A final word: I saw the folks who played the game with us a couple of days later - and they were still talking about it. That's the kind of reaction you want from a party game! I see Say Anything getting a lot more play around here, esp. with Bible study groups & small parties.

A Day Late... But Still Worth Seeing

Thanks to my good friend, Keith Monaghan, for pointing this out to me.

#77: 13 Dead End Drive

13 Dead End Drive
  • designer: uncredited
  • publisher: Milton Bradley
  • date: 1993
  • BoardGameGeek rank/rating: 3858/5.5
  • age: 9+
  • # of players: 2-4
  • print status: OOP (but see the article)
  • cost: $14.33 (Amazon)
Yes, I realize that the manufacturer suggests this is a game for 9 year olds... I also realize that setting up the board & various traps requires an engineering degree. That doesn't change the fact that this bluffing game is well-suited for younger elementary kids with the pitch perfect mixture of mechanical silliness & easy game play.

The article at Wikipedia does a splendid job of describing the play of the game, so I won't bother with trying to do that again.
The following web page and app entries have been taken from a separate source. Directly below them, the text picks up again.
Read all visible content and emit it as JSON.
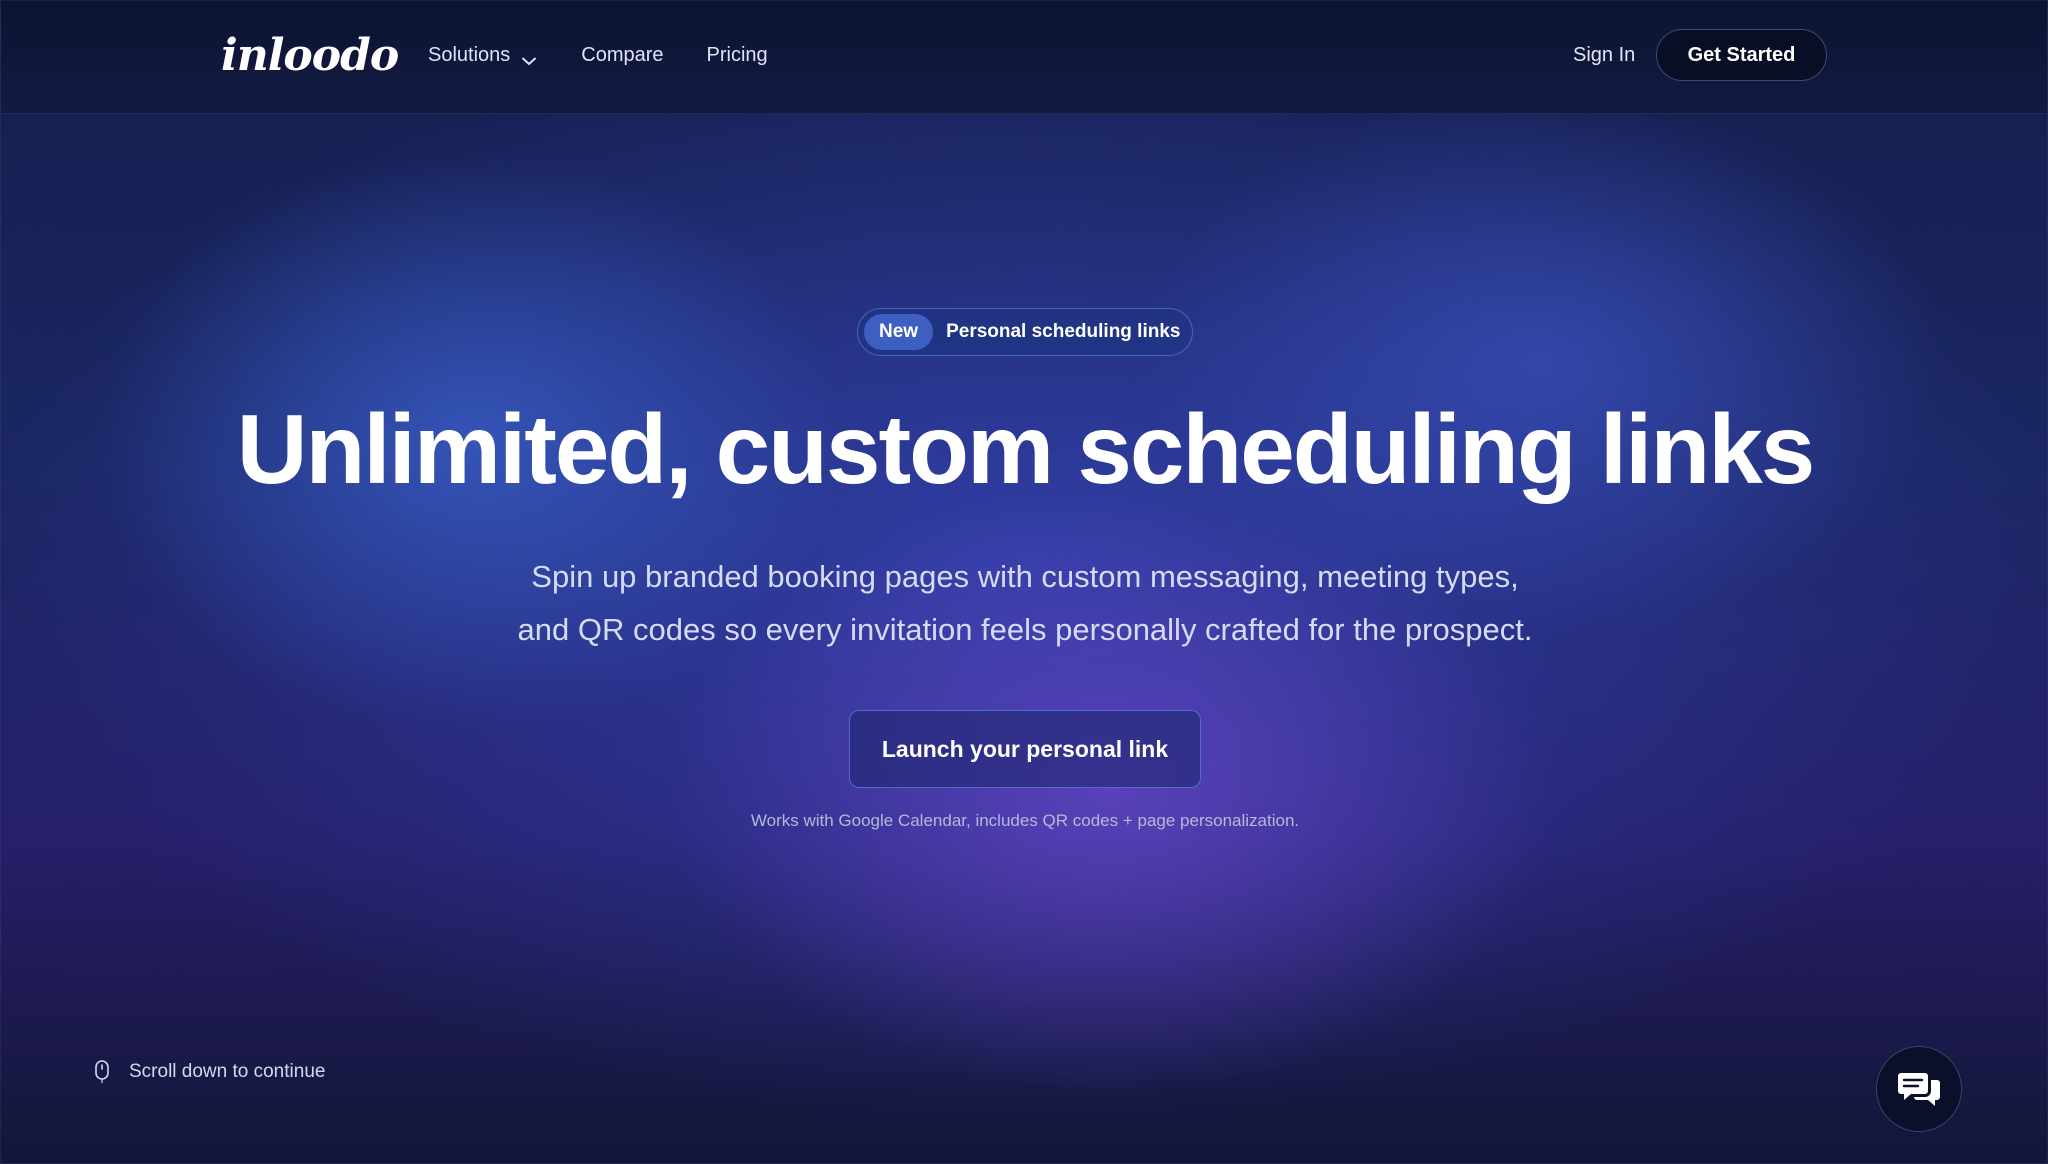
{
  "brand": {
    "logo_text": "inloodo"
  },
  "nav": {
    "items": [
      {
        "label": "Solutions",
        "has_dropdown": true
      },
      {
        "label": "Compare"
      },
      {
        "label": "Pricing"
      }
    ],
    "sign_in": "Sign In",
    "get_started": "Get Started"
  },
  "hero": {
    "badge_tag": "New",
    "badge_text": "Personal scheduling links",
    "headline": "Unlimited, custom scheduling links",
    "subtext_line1": "Spin up branded booking pages with custom messaging, meeting types,",
    "subtext_line2": "and QR codes so every invitation feels personally crafted for the prospect.",
    "cta_label": "Launch your personal link",
    "note": "Works with Google Calendar, includes QR codes + page personalization."
  },
  "footer": {
    "scroll_hint": "Scroll down to continue"
  },
  "icons": {
    "dropdown": "chevron-down-icon",
    "scroll": "mouse-icon",
    "chat": "chat-bubbles-icon"
  },
  "colors": {
    "background_top": "#151e4c",
    "background_glow_blue": "#3a62cd",
    "background_glow_purple": "#6c48cd",
    "cta_border": "#5f7deb",
    "text_primary": "#ffffff"
  }
}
What I want to do instead is try & explain the attraction of the game as a kids game:
  • the traps: it's fun to spring the traps on the various characters... I'm esp. fond of the fireplace trap.
  • the bluffing: there's a certain point (with most kids, it's between age 6-8) where the concept of bluffing "clicks"... where they understand pretending that they are rooting for one piece when they really control another piece
  • the timer & the portrait: these two mechanisms combine to make for some pretty serious tension... tension that builds throughout the game
Yes, there is potential player elimination... but the game is short enough that elimination shouldn't be a big deal.

The game was republished with slightly tweaked rules & pieces in 2002 as 1313 Dead End Drive... that edition is easier to find and is the one listed in the "cost" section above.